“U.S. manufacturing production just had its best year since 2011, yet some argue that 2017 was as good as it will get and that a slowdown is ahead. We think the opposite is more likely: Factory output is poised to speed up. Investors worried that the equity market is stretched should take heart. Stronger growth in factory output is a good reason to remain cyclically oriented… Stronger global growth expectations and a weaker dollar should help as manufacturing goods represent about half of all exports,” says Bloomberg View.
Now, the warning
Good things can’t last forever.
“But political leaders and policymakers must stay mindful that the present economic momentum reflects a confluence of factors that is unlikely to last for long. The global financial crisis may seem firmly behind us, but without prompt action to address structural growth impediments, enhance the inclusiveness of growth, and build policy buffers and resilience, the next downturn will come sooner and be harder to fight,” says Maurice Obstfeld in the International Money Fund blog.

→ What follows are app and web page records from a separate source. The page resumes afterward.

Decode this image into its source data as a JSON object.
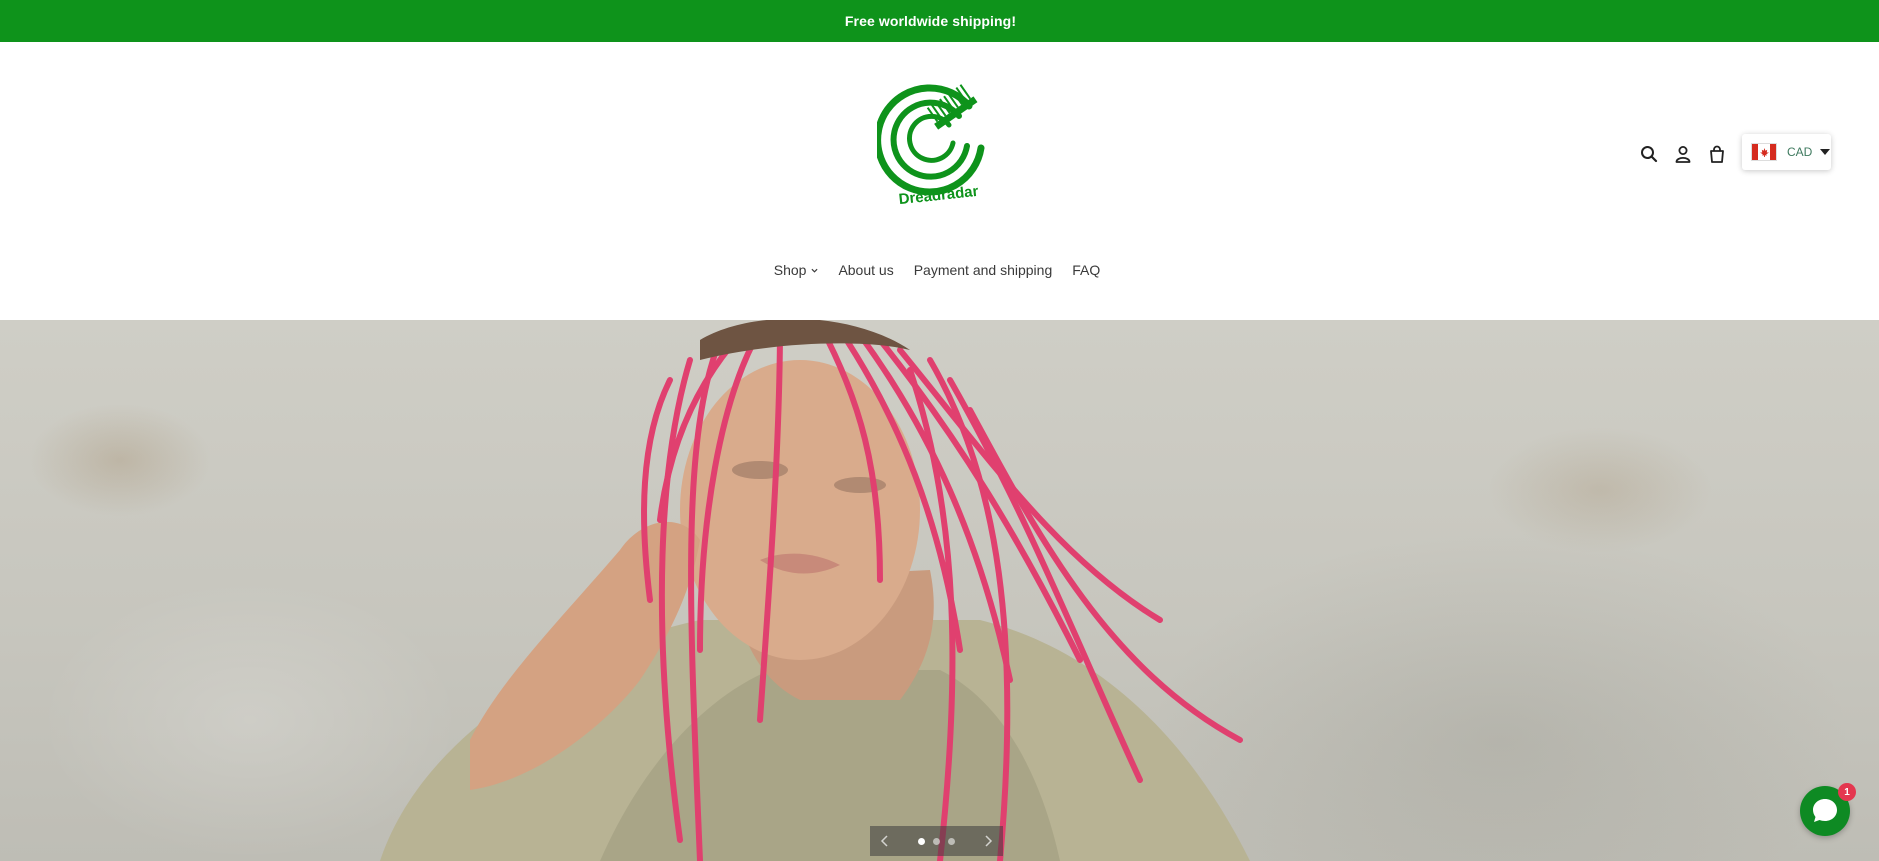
{
  "announcement": {
    "text": "Free worldwide shipping!"
  },
  "brand": {
    "name": "Dreadradar",
    "color": "#0e931b"
  },
  "header": {
    "icons": [
      "search-icon",
      "account-icon",
      "cart-icon"
    ],
    "currency": {
      "code": "CAD",
      "flag": "canada-flag-icon"
    }
  },
  "nav": {
    "items": [
      {
        "label": "Shop",
        "has_dropdown": true
      },
      {
        "label": "About us"
      },
      {
        "label": "Payment and shipping"
      },
      {
        "label": "FAQ"
      }
    ]
  },
  "hero": {
    "slide_count": 3,
    "active_slide": 1
  },
  "chat": {
    "unread_count": "1"
  }
}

After a decade of slow recovery, fragile financial markets, and uncertain global stability, it seems it’s finally time for manufacturers to celebrate. The industry is finding its mojo, once again. Optimism has reached a new high as manufacturers start reinvesting in IT infrastructure and terms like Industry 4.0, Smart Factories, Digital Transformation and 4IR (Fourth Industrial Revolution), inspire innovation. But, manufacturers must remain vigilant about their strategies, taking care to focus on projects which will achieve bottom-line results and sustain long-term growth.
Manufacturers can celebrate, but must remain alert. Seizing current opportunities with an aggressive, strategic plan will be critical. Agility is key. Confident decision-making based on Business Intelligence is also important. Modern software solutions give manufactures these tools.
R “Ray” Wang of Constellation Research talks about the ability of software to jump-start growth in the report, “Nine Starting Points for Digital Transformation in Manufacturing; Digital Trends Signal Manufacturing Renaissance Ahead.”
In the report Wang says, “…Digital transformation in manufacturing will not only jump start growth, but will also create the environment for a manufacturing renaissance…. Leaders should focus on creating new business models first and then enabling success with supportive disruptive technologies.”
The most critical, universal piece of advice that today’s experts, globally, are recommending: Take advantage of this growth period now. The stakes are high. It’s a “winner takes all” game. Do you have the technology you need to win?